M&S’s 2018 Christmas ad earned it the highest awareness score for the whole period, across all categories. Next-best stores in terms of ad recall for the year were Tesco, Sainsbury’s, Aldi and Morrisons.
This year’s M&S Christmas ad has also scored highly for awareness - but has been beaten so far by Tesco’s 2019 effort.
Fast food & delivery
McDonald’s marketing effort this year, as ever, has been expansive, expensive and effective. It achieved top ad awareness scores in the category every month.
KFC and Domino’s Pizza also produced some effective advertising, but face competition in the brand awareness stakes from delivery services Just Eat and Deliveroo.
This amounts to doubly good news for KFC - it can be ordered via the Deliveroo platform as well as Just Eat.
High street fashion
In November, M&S CEO Steve Rowe revealed revenue across its Clothing & Home division was down by 7.8%. The poor performance couldn’t be blamed on lacklustre marketing: M&S scored the highest awareness for its clothing-focused ads for most months of the year.
This year’s Christmas ad for M&S clothing is performing well too. In response to the success of ‘Go Jumpers’, a ‘Go Pyjamas’ ad has been launched.
Amazon has ramped up its advertising in recent months.
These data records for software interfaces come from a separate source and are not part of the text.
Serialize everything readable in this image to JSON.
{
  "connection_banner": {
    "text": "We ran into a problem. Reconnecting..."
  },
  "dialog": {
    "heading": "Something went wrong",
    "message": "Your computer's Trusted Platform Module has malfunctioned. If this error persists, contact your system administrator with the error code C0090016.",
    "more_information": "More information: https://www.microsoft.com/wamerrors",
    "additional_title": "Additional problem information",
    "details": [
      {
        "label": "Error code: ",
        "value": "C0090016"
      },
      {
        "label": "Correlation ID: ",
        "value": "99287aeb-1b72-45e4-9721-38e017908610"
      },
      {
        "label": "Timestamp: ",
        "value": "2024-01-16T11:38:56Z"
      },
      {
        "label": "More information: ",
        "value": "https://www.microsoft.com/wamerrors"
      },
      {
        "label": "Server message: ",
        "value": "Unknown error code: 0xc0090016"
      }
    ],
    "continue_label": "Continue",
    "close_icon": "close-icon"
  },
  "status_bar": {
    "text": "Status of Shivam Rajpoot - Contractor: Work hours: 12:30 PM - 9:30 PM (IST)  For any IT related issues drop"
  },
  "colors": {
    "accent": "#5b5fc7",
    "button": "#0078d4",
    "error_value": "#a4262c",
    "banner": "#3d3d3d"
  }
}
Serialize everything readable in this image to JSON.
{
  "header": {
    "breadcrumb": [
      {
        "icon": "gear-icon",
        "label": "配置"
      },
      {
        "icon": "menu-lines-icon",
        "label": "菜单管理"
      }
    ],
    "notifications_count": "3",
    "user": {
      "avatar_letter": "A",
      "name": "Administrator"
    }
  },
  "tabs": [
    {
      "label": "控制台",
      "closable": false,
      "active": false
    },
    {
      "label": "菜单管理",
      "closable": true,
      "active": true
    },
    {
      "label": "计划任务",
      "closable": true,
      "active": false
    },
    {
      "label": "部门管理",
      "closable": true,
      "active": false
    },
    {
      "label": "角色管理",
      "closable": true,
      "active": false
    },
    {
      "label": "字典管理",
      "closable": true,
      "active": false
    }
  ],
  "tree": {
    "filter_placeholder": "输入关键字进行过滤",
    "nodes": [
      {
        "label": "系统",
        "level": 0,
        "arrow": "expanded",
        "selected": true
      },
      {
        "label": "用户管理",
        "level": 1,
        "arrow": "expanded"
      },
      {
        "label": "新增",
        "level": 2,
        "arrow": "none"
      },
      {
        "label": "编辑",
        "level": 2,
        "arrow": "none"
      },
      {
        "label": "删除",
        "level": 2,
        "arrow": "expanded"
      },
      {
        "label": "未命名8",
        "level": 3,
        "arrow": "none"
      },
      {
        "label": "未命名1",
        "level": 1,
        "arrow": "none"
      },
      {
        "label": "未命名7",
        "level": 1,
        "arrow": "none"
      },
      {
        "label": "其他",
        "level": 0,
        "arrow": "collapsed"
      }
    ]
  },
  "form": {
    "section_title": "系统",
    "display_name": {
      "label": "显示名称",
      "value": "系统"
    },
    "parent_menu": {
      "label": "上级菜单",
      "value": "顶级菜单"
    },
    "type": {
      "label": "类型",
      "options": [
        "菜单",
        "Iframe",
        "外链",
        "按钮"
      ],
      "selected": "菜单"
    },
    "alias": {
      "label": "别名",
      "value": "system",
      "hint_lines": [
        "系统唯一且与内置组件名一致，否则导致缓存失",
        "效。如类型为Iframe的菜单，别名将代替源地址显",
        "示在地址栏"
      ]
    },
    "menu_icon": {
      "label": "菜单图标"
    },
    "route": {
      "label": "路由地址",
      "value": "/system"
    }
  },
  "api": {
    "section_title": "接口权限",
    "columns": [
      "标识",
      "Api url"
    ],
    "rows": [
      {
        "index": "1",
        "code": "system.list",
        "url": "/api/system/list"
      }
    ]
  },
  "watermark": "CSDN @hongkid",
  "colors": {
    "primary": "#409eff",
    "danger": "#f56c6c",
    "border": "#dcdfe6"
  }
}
Campaigns have focused on two things: convincing people to order their Christmas gifts on its website, and convincing others to come and work in its warehouses so all those orders can be fulfilled.
Amazon’s Christmas ad sees people carry the smiling boxes to loved ones (in the US). In its recruitment ads, real staff members share the benefits of working in Amazon’s huge DCs.
The Argos ‘drum kit’ Christmas campaign this year has already performed well in the category, but its ads were also readily recalled before and after Christmas last year.
Argos stores are being closed by the score, as owner Sainsbury’s overhauls its estate and integrates them into its supermarkets - a set-up portrayed in Argos’s 2018 Christmas ad.
Ads from Ikea, B&Q and Currys were also well recalled.